In-vehicle lane departure warning systems are designed to decrease the number of vehicle crashes that result from drivers unintentionally leaving the boundary of their lane (e.g., due to fatigue or distraction). We conducted a pilot validation study to examine whether drivers would respond to a simulated in-vehicle lane departure warning device in the simulated environment in a similar fashion to how we would expect drivers to respond in the real world. Twenty licensed drivers (aged 18-28 years) completed a 20-minute rural drive in a STISIM Drive® simulator. We randomly assigned participants to control or experimental groups, stratified by gender (4 males, 6 females per group). Experimental participants completed the drive with a simulated lane departure warning device. The device provided auditory feedback (rumble strip sound) when the vehicle’s front left tire approached or crossed the center line, and when the front right tire approached or crossed the edge line at the side of the road. The feedback ceased when the vehicle returned to a more central lane position. Results showed that the lane departure warning device decreased the number of edge line crossings during the simulated drive (p = .03, Cliff’s d = .50) and the number of drivers who crossed the edge line (p = .01, φ. = 2.00). It did not affect participants’ mean lateral lane position, but did decrease the width of lane that drivers used (i.e., the standard deviation of lateral position; p < .001, gadj = 3.85). These results are in accordance with the hypotheses. Contrary to the hypotheses, however, the device did not decrease center line crossings. This may be due to a floor effect; 9 of the 10 control group drivers did not cross the center line. Survey results showed that experimental participants considered this type of device necessary in the real world, appropriate, and effective, and supported the idea of greater implementation; hence, it was socially valid.
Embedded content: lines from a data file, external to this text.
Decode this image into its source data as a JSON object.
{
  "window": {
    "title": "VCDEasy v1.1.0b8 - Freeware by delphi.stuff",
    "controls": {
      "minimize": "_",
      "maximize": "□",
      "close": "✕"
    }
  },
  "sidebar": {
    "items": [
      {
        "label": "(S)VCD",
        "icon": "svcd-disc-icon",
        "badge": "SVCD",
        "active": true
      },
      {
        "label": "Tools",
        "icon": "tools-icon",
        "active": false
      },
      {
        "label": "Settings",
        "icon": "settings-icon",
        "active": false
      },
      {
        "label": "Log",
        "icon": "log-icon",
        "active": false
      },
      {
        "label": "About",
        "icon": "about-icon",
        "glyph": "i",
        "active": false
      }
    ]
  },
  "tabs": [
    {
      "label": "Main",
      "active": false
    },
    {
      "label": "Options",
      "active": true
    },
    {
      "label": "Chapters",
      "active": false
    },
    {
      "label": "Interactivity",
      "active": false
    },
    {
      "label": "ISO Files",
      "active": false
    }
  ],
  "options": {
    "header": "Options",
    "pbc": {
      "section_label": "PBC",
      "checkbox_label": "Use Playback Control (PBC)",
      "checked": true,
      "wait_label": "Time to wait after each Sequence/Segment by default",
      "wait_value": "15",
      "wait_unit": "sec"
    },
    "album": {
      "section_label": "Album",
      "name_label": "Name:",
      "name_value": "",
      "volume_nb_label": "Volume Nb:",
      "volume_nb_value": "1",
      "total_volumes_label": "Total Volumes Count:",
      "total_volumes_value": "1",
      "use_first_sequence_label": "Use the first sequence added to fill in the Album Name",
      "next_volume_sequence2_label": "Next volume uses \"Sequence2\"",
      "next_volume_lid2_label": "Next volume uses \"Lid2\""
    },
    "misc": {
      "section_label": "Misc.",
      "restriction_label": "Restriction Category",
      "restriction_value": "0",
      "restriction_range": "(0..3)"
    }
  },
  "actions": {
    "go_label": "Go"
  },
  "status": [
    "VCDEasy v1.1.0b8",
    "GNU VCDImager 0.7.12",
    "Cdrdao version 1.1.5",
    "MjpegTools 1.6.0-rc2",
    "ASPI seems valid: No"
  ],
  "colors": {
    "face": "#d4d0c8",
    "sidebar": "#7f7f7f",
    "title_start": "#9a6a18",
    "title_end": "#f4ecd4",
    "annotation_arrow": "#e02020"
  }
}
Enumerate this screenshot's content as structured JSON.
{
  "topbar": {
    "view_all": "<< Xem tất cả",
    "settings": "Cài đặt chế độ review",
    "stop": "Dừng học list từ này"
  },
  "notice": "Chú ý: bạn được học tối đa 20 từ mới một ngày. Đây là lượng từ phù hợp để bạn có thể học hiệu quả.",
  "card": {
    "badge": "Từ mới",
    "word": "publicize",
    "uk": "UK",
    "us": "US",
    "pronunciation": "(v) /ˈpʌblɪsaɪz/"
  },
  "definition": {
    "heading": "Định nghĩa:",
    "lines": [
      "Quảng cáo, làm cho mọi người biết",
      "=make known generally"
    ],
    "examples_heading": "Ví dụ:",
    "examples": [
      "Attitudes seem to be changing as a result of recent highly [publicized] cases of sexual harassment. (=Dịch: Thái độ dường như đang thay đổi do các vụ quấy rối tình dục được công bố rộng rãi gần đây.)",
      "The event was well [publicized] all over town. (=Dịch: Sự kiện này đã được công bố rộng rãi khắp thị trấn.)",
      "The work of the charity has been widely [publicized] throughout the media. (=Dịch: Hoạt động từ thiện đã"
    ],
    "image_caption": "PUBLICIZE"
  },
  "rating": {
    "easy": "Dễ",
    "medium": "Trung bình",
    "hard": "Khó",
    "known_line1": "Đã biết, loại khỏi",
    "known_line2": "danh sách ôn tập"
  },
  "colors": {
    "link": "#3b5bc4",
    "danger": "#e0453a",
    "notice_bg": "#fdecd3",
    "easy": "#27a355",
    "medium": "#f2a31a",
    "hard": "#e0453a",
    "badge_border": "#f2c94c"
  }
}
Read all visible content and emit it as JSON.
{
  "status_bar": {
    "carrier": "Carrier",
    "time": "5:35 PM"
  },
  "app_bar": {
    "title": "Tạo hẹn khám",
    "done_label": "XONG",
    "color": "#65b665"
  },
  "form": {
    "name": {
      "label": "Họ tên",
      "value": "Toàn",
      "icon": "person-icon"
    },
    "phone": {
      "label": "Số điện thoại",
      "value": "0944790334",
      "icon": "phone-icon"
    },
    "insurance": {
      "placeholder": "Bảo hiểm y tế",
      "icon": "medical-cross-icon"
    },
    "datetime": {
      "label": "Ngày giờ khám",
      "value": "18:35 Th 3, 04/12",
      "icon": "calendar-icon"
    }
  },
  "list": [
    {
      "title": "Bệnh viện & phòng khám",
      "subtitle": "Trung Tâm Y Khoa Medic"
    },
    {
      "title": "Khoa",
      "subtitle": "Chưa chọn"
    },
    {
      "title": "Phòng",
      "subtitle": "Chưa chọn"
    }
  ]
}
Overall, the lane departure warning system developed for the STISIM Drive® simulator affected simulated driving in a similar manner to how lane departure warning systems should affect on-road driving.
Keywords: lane departure; simulator validity